RAW DATA:
+++++

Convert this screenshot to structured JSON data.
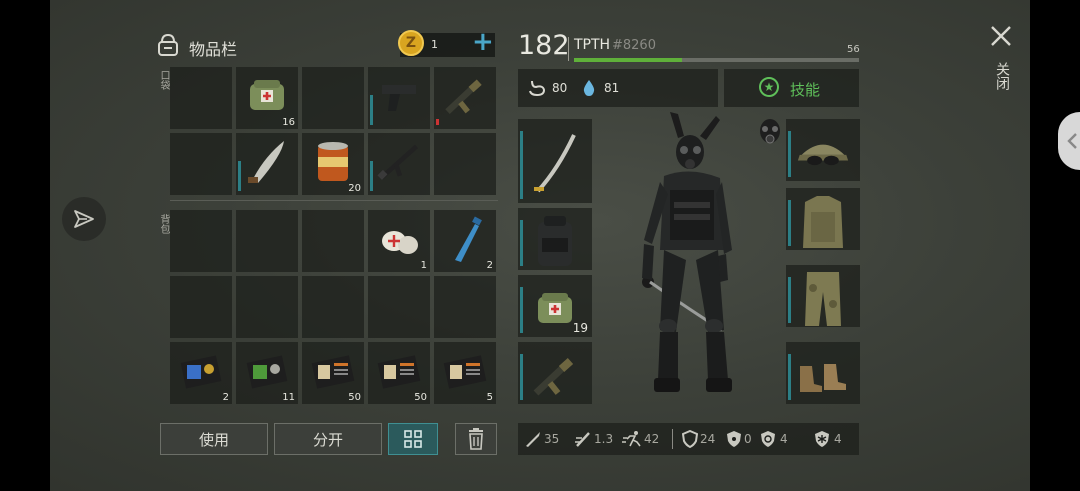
{
  "inventory": {
    "title": "物品栏",
    "coin_count": "1",
    "plus": "+",
    "pocket_label": "口袋",
    "backpack_label": "背包",
    "pocket_slots": [
      {
        "name": "empty"
      },
      {
        "name": "medical-bag",
        "count": "16"
      },
      {
        "name": "empty"
      },
      {
        "name": "pistol"
      },
      {
        "name": "rifle-grenade-launcher"
      },
      {
        "name": "empty"
      },
      {
        "name": "machete"
      },
      {
        "name": "food-can",
        "count": "20"
      },
      {
        "name": "assault-rifle"
      },
      {
        "name": "empty"
      }
    ],
    "backpack_slots": [
      {
        "name": "empty"
      },
      {
        "name": "empty"
      },
      {
        "name": "empty"
      },
      {
        "name": "bandage",
        "count": "1"
      },
      {
        "name": "water-bottle",
        "count": "2"
      },
      {
        "name": "empty"
      },
      {
        "name": "empty"
      },
      {
        "name": "empty"
      },
      {
        "name": "empty"
      },
      {
        "name": "empty"
      },
      {
        "name": "blue-keycard",
        "count": "2"
      },
      {
        "name": "green-keycard",
        "count": "11"
      },
      {
        "name": "recipe-book",
        "count": "50"
      },
      {
        "name": "recipe-book",
        "count": "50"
      },
      {
        "name": "recipe-book",
        "count": "5"
      }
    ],
    "use_button": "使用",
    "split_button": "分开"
  },
  "player": {
    "level": "182",
    "name": "TPTH",
    "tag": "#8260",
    "level_progress_value": "56",
    "level_progress_fraction": 0.38,
    "hunger": "80",
    "thirst": "81",
    "skills_button": "技能",
    "equip_left": [
      {
        "name": "katana"
      },
      {
        "name": "backpack"
      },
      {
        "name": "medical-bag",
        "count": "19"
      },
      {
        "name": "rifle-grenade-launcher"
      }
    ],
    "equip_right": [
      {
        "name": "cap-goggles"
      },
      {
        "name": "body-armor"
      },
      {
        "name": "camo-pants"
      },
      {
        "name": "boots"
      }
    ],
    "stats": {
      "melee": "35",
      "attack_speed": "1.3",
      "move_speed": "42",
      "armor": "24",
      "radiation": "0",
      "bio": "4",
      "cold": "4"
    }
  },
  "window": {
    "close_label": "关闭"
  },
  "colors": {
    "accent_teal": "#2c7f86",
    "progress_green": "#5fb03a",
    "skill_green": "#5fc05a",
    "coin_gold": "#d9a520"
  }
}
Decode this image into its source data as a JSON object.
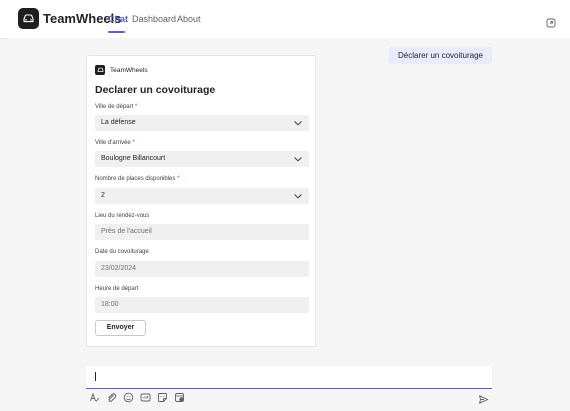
{
  "app": {
    "name": "TeamWheels",
    "icon": "car-icon"
  },
  "nav": {
    "tabs": [
      {
        "label": "Chat",
        "active": true
      },
      {
        "label": "Dashboard"
      },
      {
        "label": "About"
      }
    ]
  },
  "header": {
    "popout_icon": "popout-icon"
  },
  "user_message": {
    "text": "Déclarer un covoiturage"
  },
  "card": {
    "bot_name": "TeamWheels",
    "title": "Declarer un covoiturage",
    "fields": [
      {
        "label": "Ville de départ",
        "required": true,
        "value": "La défense",
        "type": "select"
      },
      {
        "label": "Ville d'arrivée",
        "required": true,
        "value": "Boulogne Billancourt",
        "type": "select"
      },
      {
        "label": "Nombre de places disponibles",
        "required": true,
        "value": "2",
        "type": "select"
      },
      {
        "label": "Lieu du rendez-vous",
        "required": false,
        "placeholder": "Près de l'accueil",
        "type": "text"
      },
      {
        "label": "Date du covoiturage",
        "required": false,
        "value": "23/02/2024",
        "type": "date"
      },
      {
        "label": "Heure de départ",
        "required": false,
        "value": "18:00",
        "type": "time"
      }
    ],
    "submit_label": "Envoyer"
  },
  "compose": {
    "tools": [
      "format-icon",
      "attach-icon",
      "emoji-icon",
      "gif-icon",
      "sticker-icon",
      "loop-icon"
    ],
    "send_icon": "send-icon"
  },
  "colors": {
    "accent": "#5b5fc7",
    "bubble": "#e8ebfa",
    "required": "#c4314b"
  }
}
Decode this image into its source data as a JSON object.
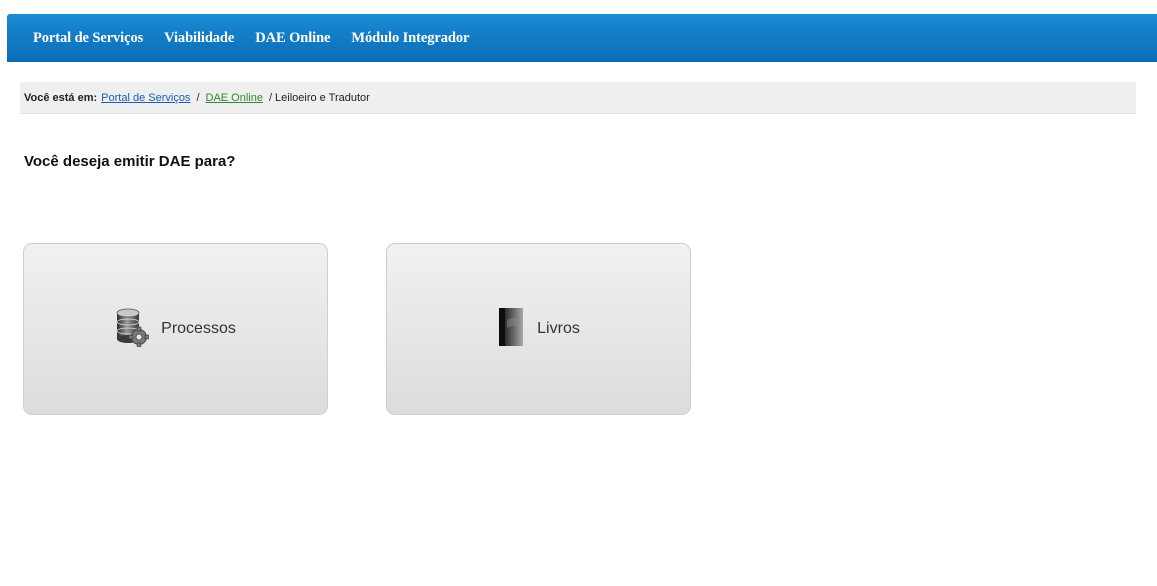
{
  "nav": {
    "items": [
      "Portal de Serviços",
      "Viabilidade",
      "DAE Online",
      "Módulo Integrador"
    ]
  },
  "breadcrumb": {
    "lead": "Você está em:",
    "links": [
      "Portal de Serviços",
      "DAE Online"
    ],
    "separator": "/",
    "current": "Leiloeiro e Tradutor"
  },
  "question": "Você deseja emitir DAE para?",
  "options": [
    {
      "label": "Processos",
      "icon": "database-gear-icon"
    },
    {
      "label": "Livros",
      "icon": "book-icon"
    }
  ],
  "colors": {
    "nav_background": "#0a7bc9",
    "link": "#1a5cae",
    "link_active": "#2e8a2e",
    "breadcrumb_bg": "#efefef"
  }
}
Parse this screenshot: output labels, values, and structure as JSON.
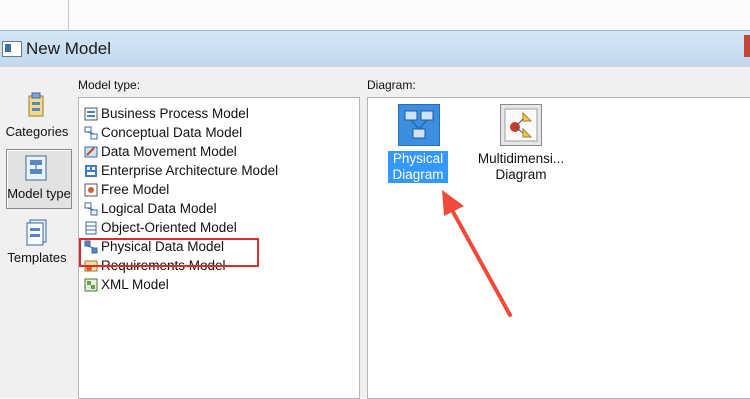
{
  "window": {
    "title": "New Model"
  },
  "labels": {
    "model_type": "Model type:",
    "diagram": "Diagram:"
  },
  "categories": [
    {
      "label": "Categories"
    },
    {
      "label": "Model type",
      "selected": true
    },
    {
      "label": "Templates"
    }
  ],
  "model_types": [
    {
      "label": "Business Process Model",
      "icon": "business-process-icon"
    },
    {
      "label": "Conceptual Data Model",
      "icon": "conceptual-data-icon"
    },
    {
      "label": "Data Movement Model",
      "icon": "data-movement-icon"
    },
    {
      "label": "Enterprise Architecture Model",
      "icon": "enterprise-architecture-icon"
    },
    {
      "label": "Free Model",
      "icon": "free-model-icon"
    },
    {
      "label": "Logical Data Model",
      "icon": "logical-data-icon"
    },
    {
      "label": "Object-Oriented Model",
      "icon": "object-oriented-icon"
    },
    {
      "label": "Physical Data Model",
      "icon": "physical-data-icon",
      "highlighted": true
    },
    {
      "label": "Requirements Model",
      "icon": "requirements-icon"
    },
    {
      "label": "XML Model",
      "icon": "xml-model-icon"
    }
  ],
  "diagrams": [
    {
      "label_line1": "Physical",
      "label_line2": "Diagram",
      "selected": true,
      "icon": "physical-diagram-icon"
    },
    {
      "label_line1": "Multidimensi...",
      "label_line2": "Diagram",
      "selected": false,
      "icon": "multidimensional-diagram-icon"
    }
  ],
  "colors": {
    "highlight": "#e02a2a",
    "selection": "#3399ff",
    "arrow": "#f04a3a"
  }
}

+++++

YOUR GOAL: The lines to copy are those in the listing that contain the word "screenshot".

COMPLETED EXERCISE:
Convert this screenshot to structured JSON data.
Parse this screenshot: output labels, values, and structure as JSON.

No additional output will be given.